_Material for this exercise_
==*==

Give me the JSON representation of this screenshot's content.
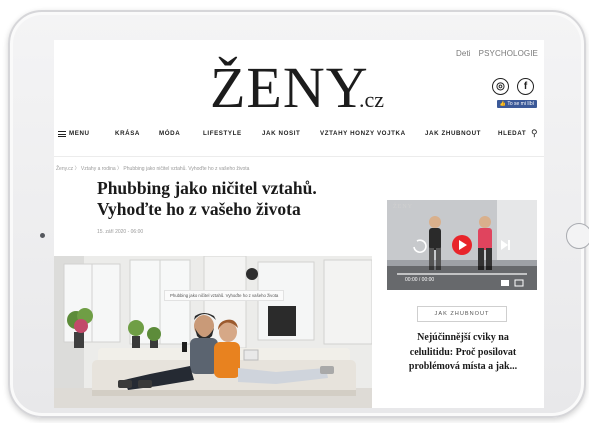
{
  "header": {
    "top_links": [
      "Deti",
      "PSYCHOLOGIE"
    ],
    "logo_main": "ŽENY",
    "logo_tld": ".cz",
    "social": {
      "instagram_glyph": "◎",
      "facebook_glyph": "f",
      "like_badge": "👍 To se mi líbí"
    }
  },
  "nav": {
    "menu_label": "MENU",
    "items": [
      "KRÁSA",
      "MÓDA",
      "LIFESTYLE",
      "JAK NOSIT",
      "VZTAHY HONZY VOJTKA",
      "JAK ZHUBNOUT"
    ],
    "search_label": "HLEDAT",
    "search_glyph": "🔍"
  },
  "breadcrumb": "Ženy.cz  〉 Vztahy a rodina  〉 Phubbing jako ničitel vztahů. Vyhoďte ho z vašeho života",
  "article": {
    "title": "Phubbing jako ničitel vztahů. Vyhoďte ho z vašeho života",
    "date": "15. září 2020 - 06:00",
    "image_caption": "Phubbing jako ničitel vztahů. Vyhoďte ho z vašeho života"
  },
  "sidebar": {
    "video_watermark": "ŽENY",
    "video_time": "00:00 / 00:00",
    "tag_label": "JAK ZHUBNOUT",
    "promo_title": "Nejúčinnější cviky na celulitidu: Proč posilovat problémová místa a jak..."
  },
  "colors": {
    "play_red": "#e8242a",
    "facebook_blue": "#3b5998",
    "shirt_orange": "#e8821f"
  }
}
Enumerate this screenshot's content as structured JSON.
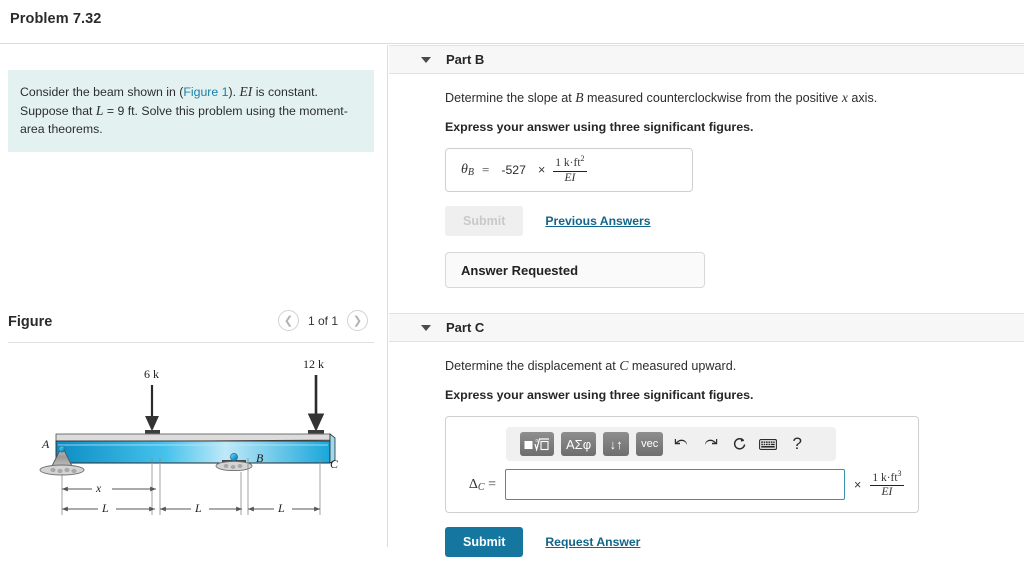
{
  "header": {
    "problem_title": "Problem 7.32"
  },
  "left": {
    "statement": {
      "line1_a": "Consider the beam shown in (",
      "figure_link": "Figure 1",
      "line1_b": "). ",
      "ei": "EI",
      "line1_c": " is constant. Suppose that ",
      "l_sym": "L",
      "line1_d": " = 9 ft. Solve this problem using the moment-area theorems."
    },
    "figure": {
      "title": "Figure",
      "prev_icon": "chevron-left-icon",
      "next_icon": "chevron-right-icon",
      "page_label": "1 of 1",
      "labels": {
        "load_left": "6 k",
        "load_right": "12 k",
        "point_a": "A",
        "point_b": "B",
        "point_c": "C",
        "dim_x": "x",
        "dim_l1": "L",
        "dim_l2": "L",
        "dim_l3": "L"
      },
      "colors": {
        "beam_top": "#cfe9f5",
        "beam_mid": "#1fa9dd",
        "beam_light": "#bfe6f6",
        "beam_dark": "#0d84b8",
        "support": "#8c8c8c"
      }
    }
  },
  "parts": [
    {
      "id": "part-b",
      "caret_icon": "caret-down-icon",
      "label": "Part B",
      "prompt_a": "Determine the slope at ",
      "prompt_sym1": "B",
      "prompt_b": " measured counterclockwise from the positive ",
      "prompt_sym2": "x",
      "prompt_c": " axis.",
      "instruction": "Express your answer using three significant figures.",
      "answer": {
        "symbol": "θ",
        "subscript": "B",
        "equals": "=",
        "value": "-527",
        "times": "×",
        "unit_num_a": "1 k·ft",
        "unit_num_exp": "2",
        "unit_den": "EI"
      },
      "submit_label": "Submit",
      "submit_enabled": false,
      "secondary_link": "Previous Answers",
      "notice": "Answer Requested"
    },
    {
      "id": "part-c",
      "caret_icon": "caret-down-icon",
      "label": "Part C",
      "prompt_a": "Determine the displacement at ",
      "prompt_sym1": "C",
      "prompt_b": " measured upward.",
      "instruction": "Express your answer using three significant figures.",
      "toolbar": [
        {
          "name": "template-root-button",
          "glyph": "▪√▫"
        },
        {
          "name": "greek-symbols-button",
          "glyph": "ΑΣφ"
        },
        {
          "name": "arrows-button",
          "glyph": "↓↑"
        },
        {
          "name": "vector-button",
          "glyph": "vec"
        },
        {
          "name": "undo-button",
          "glyph": "↰"
        },
        {
          "name": "redo-button",
          "glyph": "↱"
        },
        {
          "name": "reset-button",
          "glyph": "↺"
        },
        {
          "name": "keyboard-button",
          "glyph": "⌨"
        },
        {
          "name": "help-button",
          "glyph": "?"
        }
      ],
      "answer": {
        "symbol": "Δ",
        "subscript": "C",
        "equals": "=",
        "value": "",
        "placeholder": "",
        "times": "×",
        "unit_num_a": "1 k·ft",
        "unit_num_exp": "3",
        "unit_den": "EI"
      },
      "submit_label": "Submit",
      "submit_enabled": true,
      "secondary_link": "Request Answer"
    }
  ],
  "colors": {
    "accent": "#1577a0",
    "link": "#12658a",
    "statement_bg": "#e3f2f1",
    "panel_bg": "#f7f7f7"
  }
}
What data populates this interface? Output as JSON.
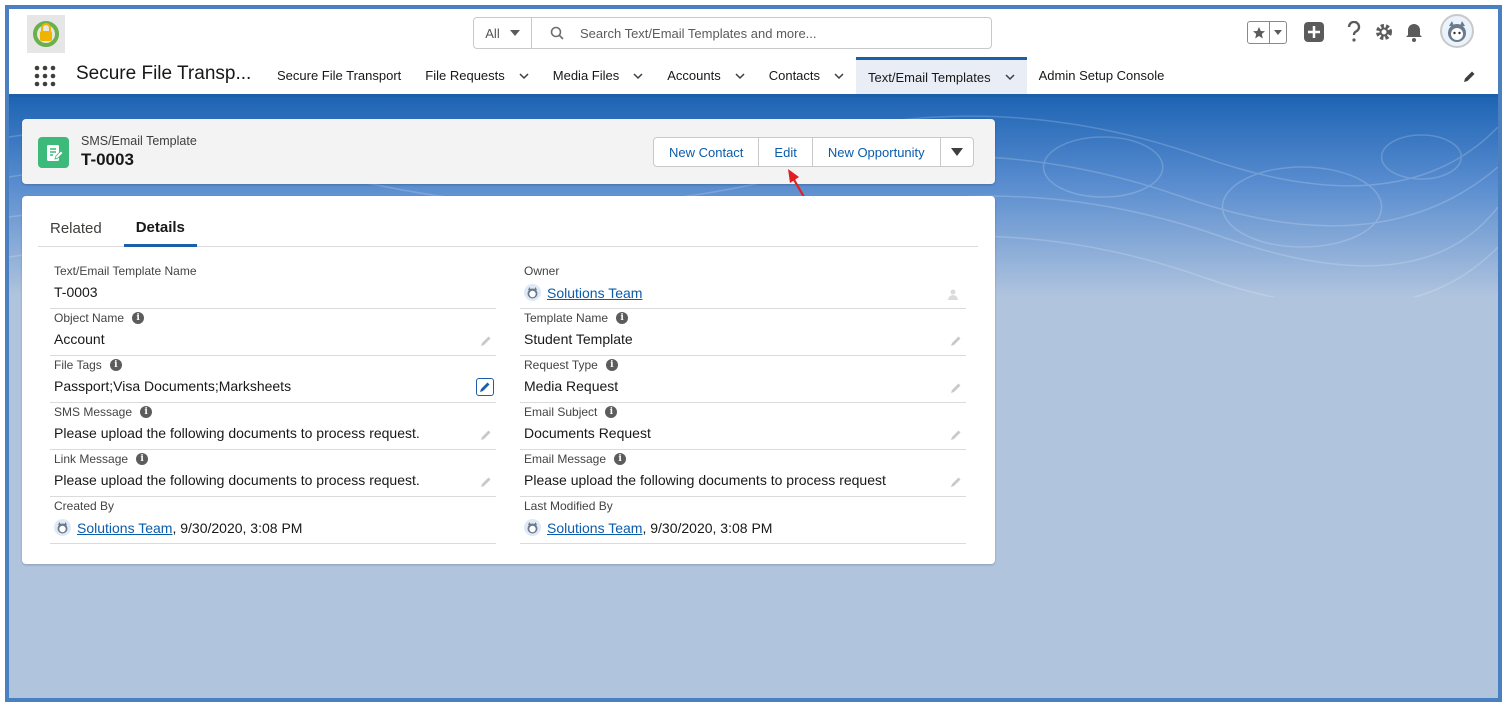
{
  "header": {
    "search_scope": "All",
    "search_placeholder": "Search Text/Email Templates and more..."
  },
  "app": {
    "name": "Secure File Transp..."
  },
  "nav": [
    {
      "label": "Secure File Transport",
      "has_menu": false
    },
    {
      "label": "File Requests",
      "has_menu": true
    },
    {
      "label": "Media Files",
      "has_menu": true
    },
    {
      "label": "Accounts",
      "has_menu": true
    },
    {
      "label": "Contacts",
      "has_menu": true
    },
    {
      "label": "Text/Email Templates",
      "has_menu": true,
      "active": true
    },
    {
      "label": "Admin Setup Console",
      "has_menu": false
    }
  ],
  "record": {
    "object_type": "SMS/Email Template",
    "title": "T-0003",
    "actions": [
      "New Contact",
      "Edit",
      "New Opportunity"
    ]
  },
  "tabs": [
    "Related",
    "Details"
  ],
  "left_fields": [
    {
      "label": "Text/Email Template Name",
      "value": "T-0003"
    },
    {
      "label": "Object Name",
      "value": "Account"
    },
    {
      "label": "File Tags",
      "value": "Passport;Visa Documents;Marksheets"
    },
    {
      "label": "SMS Message",
      "value": "Please upload the following documents to process request."
    },
    {
      "label": "Link Message",
      "value": "Please upload the following documents to process request."
    },
    {
      "label": "Created By",
      "user": "Solutions Team",
      "value": ", 9/30/2020, 3:08 PM"
    }
  ],
  "right_fields": [
    {
      "label": "Owner",
      "user": "Solutions Team"
    },
    {
      "label": "Template Name",
      "value": "Student Template"
    },
    {
      "label": "Request Type",
      "value": "Media Request"
    },
    {
      "label": "Email Subject",
      "value": "Documents Request"
    },
    {
      "label": "Email Message",
      "value": "Please upload the following documents to process request"
    },
    {
      "label": "Last Modified By",
      "user": "Solutions Team",
      "value": ", 9/30/2020, 3:08 PM"
    }
  ],
  "colors": {
    "brand_blue": "#1b5fa8",
    "link_blue": "#0b5cab",
    "record_icon_green": "#3cba7a",
    "annotation_red": "#e02020"
  }
}
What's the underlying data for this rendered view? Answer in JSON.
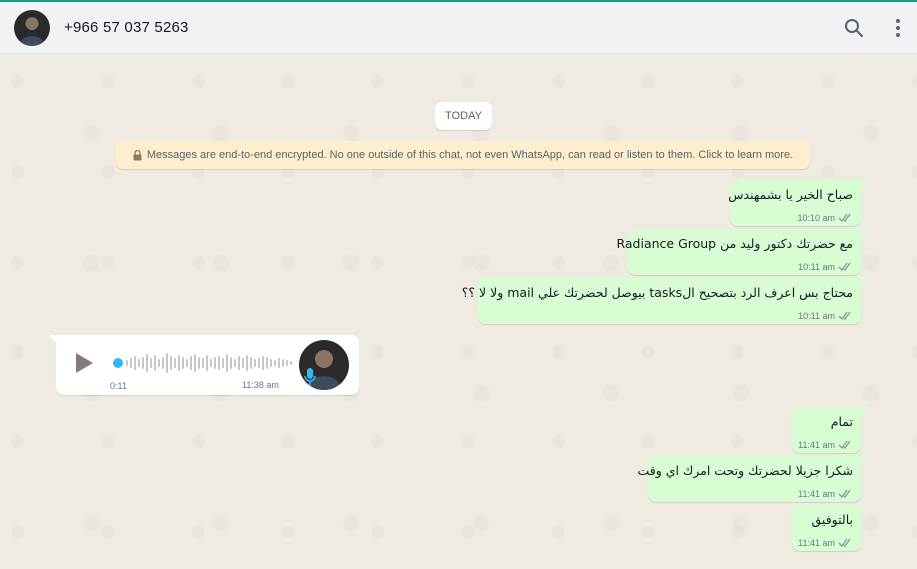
{
  "header": {
    "contact_name": "+966 57 037 5263"
  },
  "chat": {
    "date_chip": "TODAY",
    "encryption_notice": "Messages are end-to-end encrypted. No one outside of this chat, not even WhatsApp, can read or listen to them. Click to learn more.",
    "messages": [
      {
        "text": "صباح الخير يا بشمهندس",
        "time": "10:10 am"
      },
      {
        "text": "مع حضرتك دكتور وليد من Radiance Group",
        "time": "10:11 am"
      },
      {
        "text": "محتاج بس اعرف الرد بتصحيح الtasks بيوصل لحضرتك علي mail ولا لا ؟؟",
        "time": "10:11 am"
      },
      {
        "text": "تمام",
        "time": "11:41 am"
      },
      {
        "text": "شكرا جزيلا لحضرتك وتحت امرك اي وقت",
        "time": "11:41 am"
      },
      {
        "text": "بالتوفيق",
        "time": "11:41 am"
      }
    ],
    "voice_note": {
      "duration": "0:11",
      "time": "11:38 am"
    }
  },
  "icons": {
    "search": "search-icon",
    "menu": "menu-dots-icon",
    "lock": "lock-icon",
    "play": "play-icon",
    "mic": "microphone-icon",
    "read": "double-check-icon"
  },
  "colors": {
    "outgoing_bubble": "#d9fdd3",
    "incoming_bubble": "#ffffff",
    "read_ticks": "#8696a0",
    "mic_accent": "#34b7f1",
    "notice_bg": "#ffeecd"
  }
}
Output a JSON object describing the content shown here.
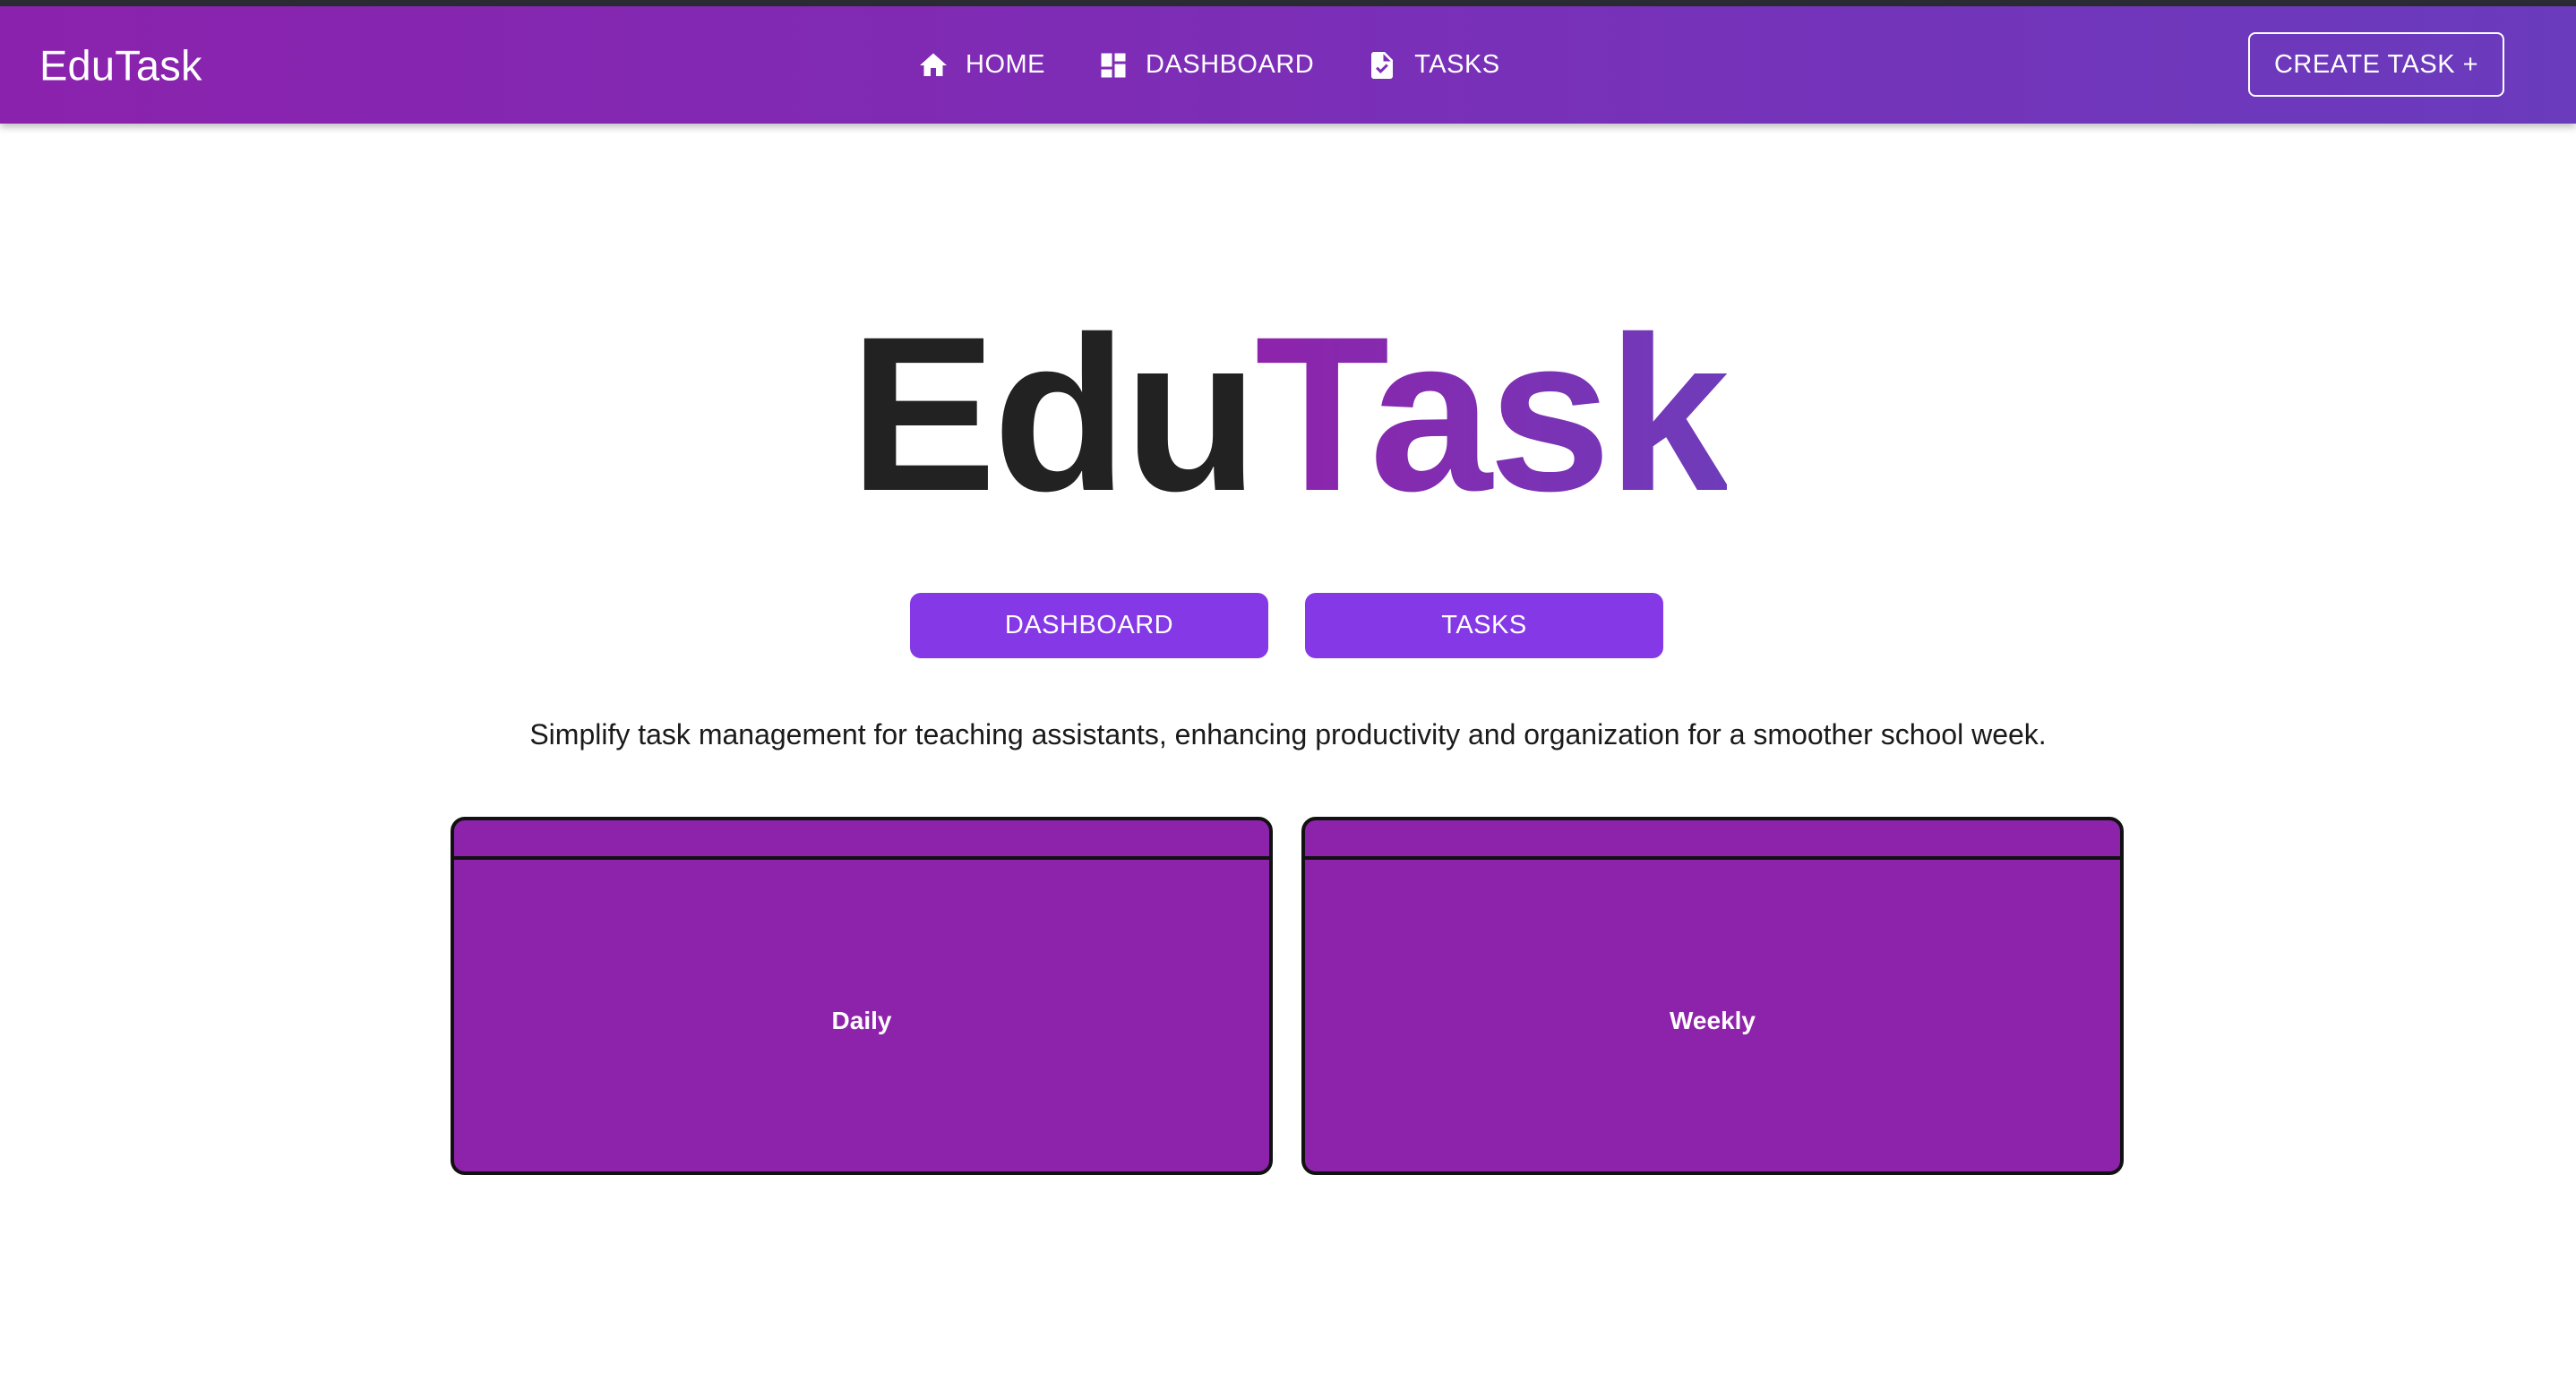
{
  "navbar": {
    "brand": "EduTask",
    "links": [
      {
        "label": "HOME",
        "icon": "home-icon"
      },
      {
        "label": "DASHBOARD",
        "icon": "dashboard-icon"
      },
      {
        "label": "TASKS",
        "icon": "task-icon"
      }
    ],
    "create_label": "CREATE TASK +"
  },
  "hero": {
    "title_part1": "Edu",
    "title_part2": "Task",
    "buttons": [
      {
        "label": "DASHBOARD"
      },
      {
        "label": "TASKS"
      }
    ],
    "tagline": "Simplify task management for teaching assistants, enhancing productivity and organization for a smoother school week."
  },
  "cards": [
    {
      "label": "Daily"
    },
    {
      "label": "Weekly"
    }
  ],
  "colors": {
    "nav_gradient_start": "#8b22ad",
    "nav_gradient_end": "#6a3bbd",
    "button_purple": "#8438e6",
    "card_purple": "#8e23ab",
    "text_dark": "#222222"
  }
}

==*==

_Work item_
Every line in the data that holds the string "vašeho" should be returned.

_Result for this task_
  "breadcrumb": "Ženy.cz  〉 Vztahy a rodina  〉 Phubbing jako ničitel vztahů. Vyhoďte ho z vašeho života",
    "title": "Phubbing jako ničitel vztahů. Vyhoďte ho z vašeho života",
    "image_caption": "Phubbing jako ničitel vztahů. Vyhoďte ho z vašeho života"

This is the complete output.